The 53-year-old Dundas residents relish their active, semi-retired life that emphasizes fitness and a deep appreciation of the natural beauty and recreation opportunities around them in their hometown.
So they’ve decided to give back in a way that will ensure others can enjoy the outdoors as they do.
Their inspiration, oddly enough, is Colonel Sanders.
Upon completing university, Glen Swire joined his family’s business, a chain of Kentucky Fried Chicken franchises. For the next three decades he owned and operated outlets in the Hamilton area before selling the businesses in 2002.
By that time, he’d had plenty of good corporate citizens as role models – the first of whom was his father who contributed to a variety of charities during his business life.
A white-suited genteel southerner whose name is synonymous with Kentucky Fried Chicken was another important influence.
Colonel Sanders structured the Canadian arm of his restaurant empire as a charity, so that profits were redistributed to Canadian outlets with the proviso that franchisees would use them to support local community causes.
“ He literally gave away millions of dollars through his lifetime,” says Glen. “I consider Colonel Sanders a mentor in philanthropy.”
The Swires wanted to give their energy and dollars to enhancing crucial community green spaces. As regular users of the Dundas Valley Conservation area, they recognize how outdoor recreation has increased their quality of life. So they set up the Swire Family Fund with the Hamilton Community Foundation.

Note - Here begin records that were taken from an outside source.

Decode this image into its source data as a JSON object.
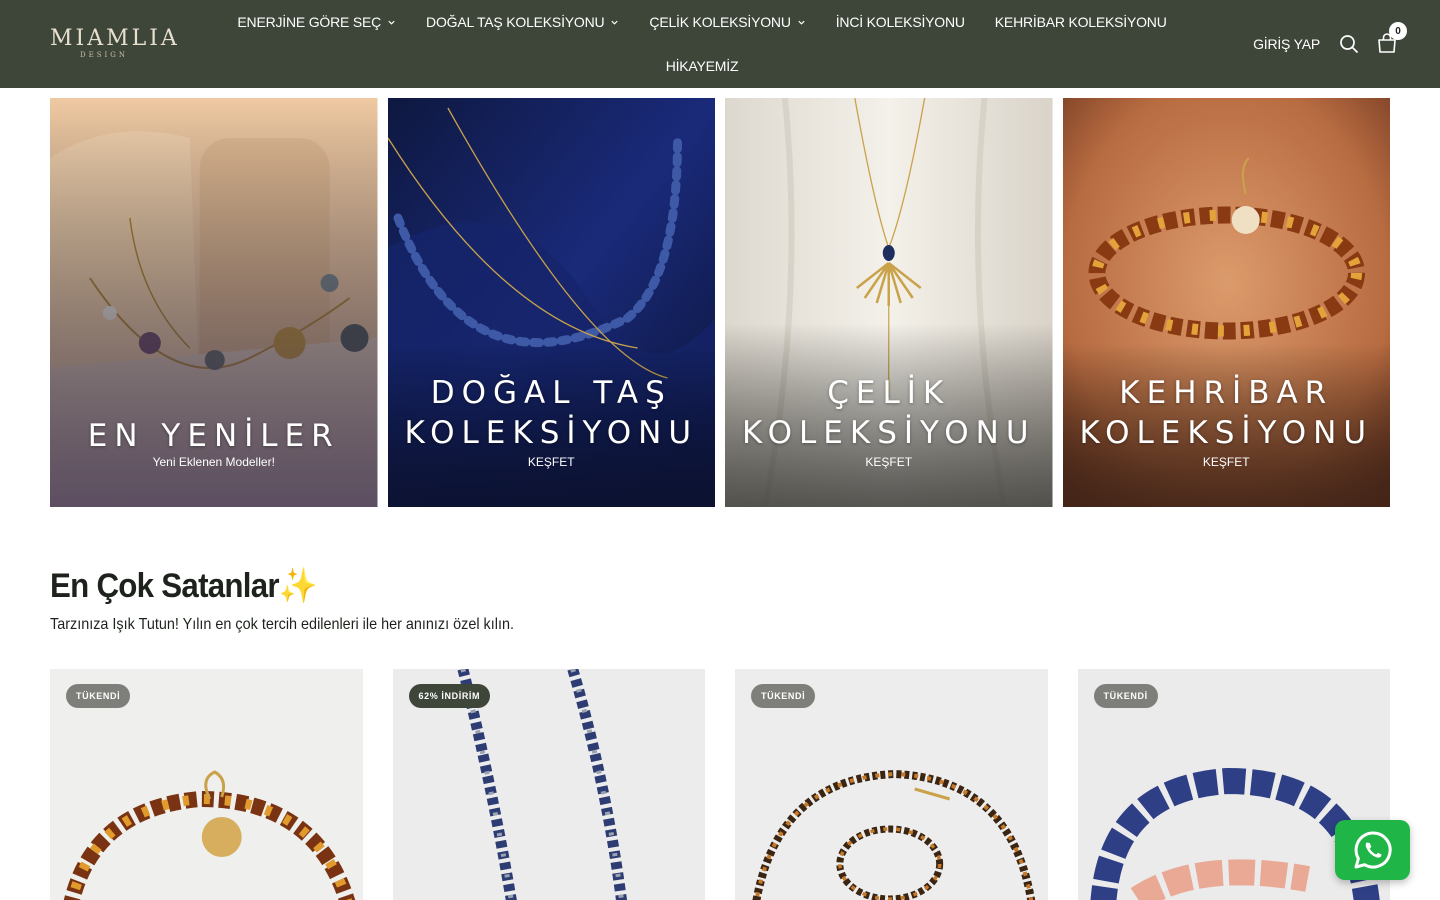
{
  "header": {
    "logo_text": "MIAMLIA",
    "logo_sub": "DESIGN",
    "nav_row1": [
      {
        "label": "ENERJİNE GÖRE SEÇ",
        "has_dropdown": true
      },
      {
        "label": "DOĞAL TAŞ KOLEKSİYONU",
        "has_dropdown": true
      },
      {
        "label": "ÇELİK KOLEKSİYONU",
        "has_dropdown": true
      },
      {
        "label": "İNCİ KOLEKSİYONU",
        "has_dropdown": false
      },
      {
        "label": "KEHRİBAR KOLEKSİYONU",
        "has_dropdown": false
      }
    ],
    "nav_row2": [
      {
        "label": "HİKAYEMİZ",
        "has_dropdown": false
      }
    ],
    "login_label": "GİRİŞ YAP",
    "search_icon": "search-icon",
    "cart_icon": "cart-icon",
    "cart_count": "0",
    "bg_color": "#3d4639"
  },
  "banners": [
    {
      "title_lines": [
        "EN YENİLER"
      ],
      "subtitle": "Yeni Eklenen Modeller!"
    },
    {
      "title_lines": [
        "DOĞAL TAŞ",
        "KOLEKSİYONU"
      ],
      "subtitle": "KEŞFET"
    },
    {
      "title_lines": [
        "ÇELİK",
        "KOLEKSİYONU"
      ],
      "subtitle": "KEŞFET"
    },
    {
      "title_lines": [
        "KEHRİBAR",
        "KOLEKSİYONU"
      ],
      "subtitle": "KEŞFET"
    }
  ],
  "section": {
    "title": "En Çok Satanlar✨",
    "subtitle": "Tarzınıza Işık Tutun! Yılın en çok tercih edilenleri ile her anınızı özel kılın."
  },
  "products": [
    {
      "badge": "TÜKENDİ",
      "badge_type": "sold"
    },
    {
      "badge": "62% İNDİRİM",
      "badge_type": "sale"
    },
    {
      "badge": "TÜKENDİ",
      "badge_type": "sold"
    },
    {
      "badge": "TÜKENDİ",
      "badge_type": "sold"
    }
  ],
  "whatsapp_icon": "whatsapp-icon"
}
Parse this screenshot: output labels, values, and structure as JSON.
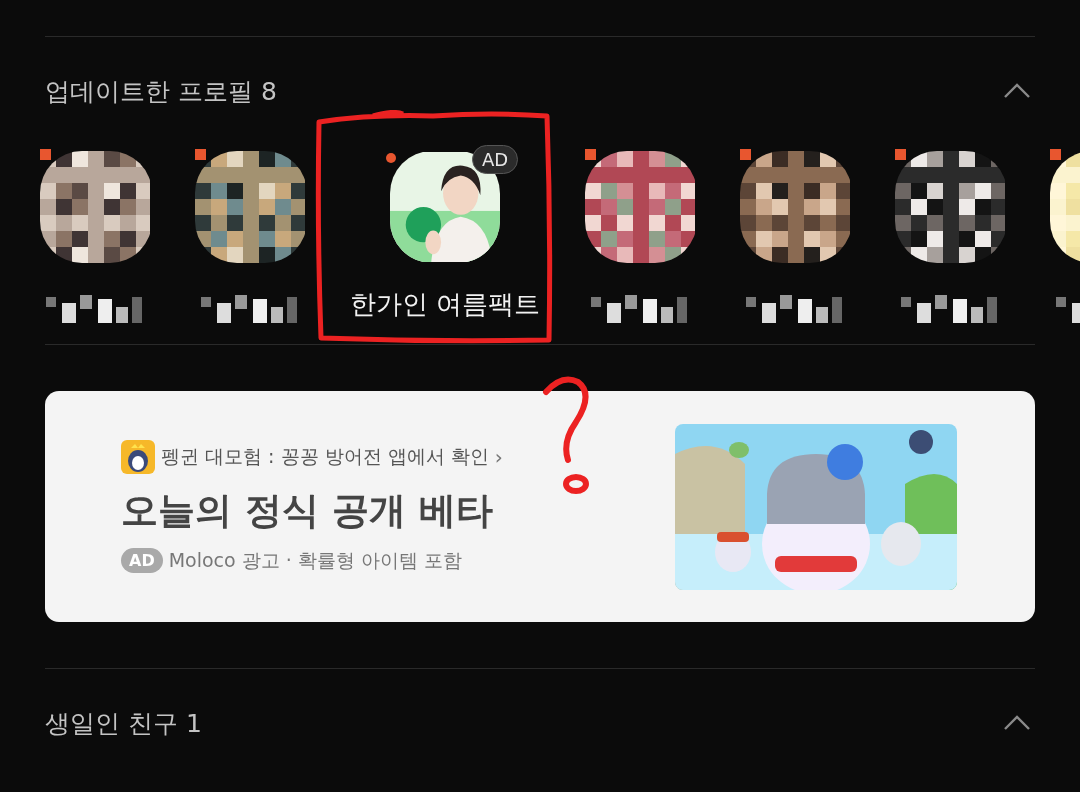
{
  "updated_section": {
    "title": "업데이트한 프로필 8",
    "expanded": true
  },
  "profiles": [
    {
      "kind": "friend",
      "new": true
    },
    {
      "kind": "friend",
      "new": true
    },
    {
      "kind": "ad",
      "new": true,
      "badge": "AD",
      "name": "한가인 여름팩트"
    },
    {
      "kind": "friend",
      "new": true
    },
    {
      "kind": "friend",
      "new": true
    },
    {
      "kind": "friend",
      "new": true
    },
    {
      "kind": "friend",
      "new": true
    }
  ],
  "ad_card": {
    "app_line": "펭귄 대모험 : 꽁꽁 방어전 앱에서 확인",
    "arrow": "›",
    "headline": "오늘의 정식 공개 베타",
    "badge": "AD",
    "meta": "Moloco 광고 · 확률형 아이템 포함"
  },
  "birthday_section": {
    "title": "생일인 친구 1",
    "expanded": true
  },
  "annotation": {
    "outline": true,
    "question_mark": true
  }
}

Right now, Glen and Debra are the fund’s main advisors but eventually their children – Paul, 30, and Julie, 28 – will become more involved, as will their grandchildren.
“ We looked into setting up our own family foundation, but decided that HCF could administer it for us with less cost and more professionally than we could do it ourselves,” says Glen, who feels that everyone should give a percentage of their income to charity.
When they look around their Dundas community at the wealth of hiking and skiing trails that have enhanced their lives, they are doubly committed to spreading that enjoyment.
Excerpt from 2003-2004 Annual Report